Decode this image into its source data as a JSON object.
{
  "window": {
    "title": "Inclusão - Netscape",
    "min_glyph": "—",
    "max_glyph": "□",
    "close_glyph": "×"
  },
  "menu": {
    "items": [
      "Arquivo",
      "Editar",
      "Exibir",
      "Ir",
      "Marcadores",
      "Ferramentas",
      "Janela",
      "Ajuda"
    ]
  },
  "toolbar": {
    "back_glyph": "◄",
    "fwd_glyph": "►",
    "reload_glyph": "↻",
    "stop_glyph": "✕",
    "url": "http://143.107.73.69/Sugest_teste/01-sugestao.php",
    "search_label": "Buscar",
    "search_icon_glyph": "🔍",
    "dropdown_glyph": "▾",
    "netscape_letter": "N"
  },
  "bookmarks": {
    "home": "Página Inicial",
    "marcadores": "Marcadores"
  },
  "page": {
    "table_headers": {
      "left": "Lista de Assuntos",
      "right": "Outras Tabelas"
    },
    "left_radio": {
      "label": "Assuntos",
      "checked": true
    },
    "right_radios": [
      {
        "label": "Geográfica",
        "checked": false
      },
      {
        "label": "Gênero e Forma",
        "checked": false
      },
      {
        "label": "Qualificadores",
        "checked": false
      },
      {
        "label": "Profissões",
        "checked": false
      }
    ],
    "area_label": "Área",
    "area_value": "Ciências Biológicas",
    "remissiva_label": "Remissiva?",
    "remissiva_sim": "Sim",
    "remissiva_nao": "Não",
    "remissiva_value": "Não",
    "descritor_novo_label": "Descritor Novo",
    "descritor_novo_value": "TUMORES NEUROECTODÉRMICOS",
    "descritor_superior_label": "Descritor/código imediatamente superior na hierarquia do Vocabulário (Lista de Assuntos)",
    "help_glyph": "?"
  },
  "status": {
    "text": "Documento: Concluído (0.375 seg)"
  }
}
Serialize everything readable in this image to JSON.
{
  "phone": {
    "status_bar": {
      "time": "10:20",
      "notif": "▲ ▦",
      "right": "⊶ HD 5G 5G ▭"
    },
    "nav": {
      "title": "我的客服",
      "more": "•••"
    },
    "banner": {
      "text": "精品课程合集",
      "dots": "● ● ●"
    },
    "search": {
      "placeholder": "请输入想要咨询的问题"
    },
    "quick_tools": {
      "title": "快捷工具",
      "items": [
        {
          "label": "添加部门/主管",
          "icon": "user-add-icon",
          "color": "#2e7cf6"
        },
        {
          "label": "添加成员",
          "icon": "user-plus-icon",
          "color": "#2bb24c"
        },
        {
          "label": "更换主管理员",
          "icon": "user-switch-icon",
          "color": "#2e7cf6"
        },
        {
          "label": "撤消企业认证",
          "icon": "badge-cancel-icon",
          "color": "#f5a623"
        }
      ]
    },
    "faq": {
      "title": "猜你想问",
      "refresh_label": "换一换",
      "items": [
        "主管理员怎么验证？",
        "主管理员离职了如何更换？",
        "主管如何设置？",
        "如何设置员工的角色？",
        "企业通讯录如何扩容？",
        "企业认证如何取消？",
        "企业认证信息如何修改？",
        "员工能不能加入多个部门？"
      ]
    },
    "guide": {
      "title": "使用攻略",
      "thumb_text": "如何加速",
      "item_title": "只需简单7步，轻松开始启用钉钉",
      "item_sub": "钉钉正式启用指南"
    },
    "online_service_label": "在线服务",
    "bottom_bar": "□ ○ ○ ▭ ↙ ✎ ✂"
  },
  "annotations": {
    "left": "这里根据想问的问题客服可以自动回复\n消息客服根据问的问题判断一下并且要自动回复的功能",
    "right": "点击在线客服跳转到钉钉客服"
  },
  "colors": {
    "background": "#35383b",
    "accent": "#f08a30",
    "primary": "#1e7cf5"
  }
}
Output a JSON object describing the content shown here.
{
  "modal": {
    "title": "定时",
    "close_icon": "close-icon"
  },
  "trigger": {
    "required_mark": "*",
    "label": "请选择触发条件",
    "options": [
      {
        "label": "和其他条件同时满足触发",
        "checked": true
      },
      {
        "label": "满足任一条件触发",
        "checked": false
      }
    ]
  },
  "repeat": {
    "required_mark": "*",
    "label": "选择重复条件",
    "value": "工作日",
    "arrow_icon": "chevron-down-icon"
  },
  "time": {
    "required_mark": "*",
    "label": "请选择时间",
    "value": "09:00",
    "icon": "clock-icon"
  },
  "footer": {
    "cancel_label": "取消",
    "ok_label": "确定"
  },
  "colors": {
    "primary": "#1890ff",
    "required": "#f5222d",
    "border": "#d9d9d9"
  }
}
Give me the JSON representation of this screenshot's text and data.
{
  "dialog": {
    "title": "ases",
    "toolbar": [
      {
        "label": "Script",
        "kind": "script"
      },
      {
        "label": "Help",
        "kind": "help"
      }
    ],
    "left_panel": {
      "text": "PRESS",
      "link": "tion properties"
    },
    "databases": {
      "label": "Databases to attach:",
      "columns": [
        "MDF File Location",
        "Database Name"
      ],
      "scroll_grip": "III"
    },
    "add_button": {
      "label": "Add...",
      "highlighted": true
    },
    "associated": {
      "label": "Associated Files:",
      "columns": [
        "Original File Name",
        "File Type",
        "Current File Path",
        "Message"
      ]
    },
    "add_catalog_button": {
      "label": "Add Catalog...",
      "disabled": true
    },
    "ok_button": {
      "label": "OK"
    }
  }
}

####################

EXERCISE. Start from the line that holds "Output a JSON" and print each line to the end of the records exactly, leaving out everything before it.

WRITTEN SOLUTION.
Output a JSON object describing the content shown here.
{
  "modal": {
    "title": "定时",
    "close_icon": "close-icon"
  },
  "trigger": {
    "required_mark": "*",
    "label": "请选择触发条件",
    "options": [
      {
        "label": "和其他条件同时满足触发",
        "checked": true
      },
      {
        "label": "满足任一条件触发",
        "checked": false
      }
    ]
  },
  "repeat": {
    "required_mark": "*",
    "label": "选择重复条件",
    "value": "工作日",
    "arrow_icon": "chevron-down-icon"
  },
  "time": {
    "required_mark": "*",
    "label": "请选择时间",
    "value": "09:00",
    "icon": "clock-icon"
  },
  "footer": {
    "cancel_label": "取消",
    "ok_label": "确定"
  },
  "colors": {
    "primary": "#1890ff",
    "required": "#f5222d",
    "border": "#d9d9d9"
  }
}
Give me the JSON representation of this screenshot's text and data.
{
  "dialog": {
    "title": "ases",
    "toolbar": [
      {
        "label": "Script",
        "kind": "script"
      },
      {
        "label": "Help",
        "kind": "help"
      }
    ],
    "left_panel": {
      "text": "PRESS",
      "link": "tion properties"
    },
    "databases": {
      "label": "Databases to attach:",
      "columns": [
        "MDF File Location",
        "Database Name"
      ],
      "scroll_grip": "III"
    },
    "add_button": {
      "label": "Add...",
      "highlighted": true
    },
    "associated": {
      "label": "Associated Files:",
      "columns": [
        "Original File Name",
        "File Type",
        "Current File Path",
        "Message"
      ]
    },
    "add_catalog_button": {
      "label": "Add Catalog...",
      "disabled": true
    },
    "ok_button": {
      "label": "OK"
    }
  }
}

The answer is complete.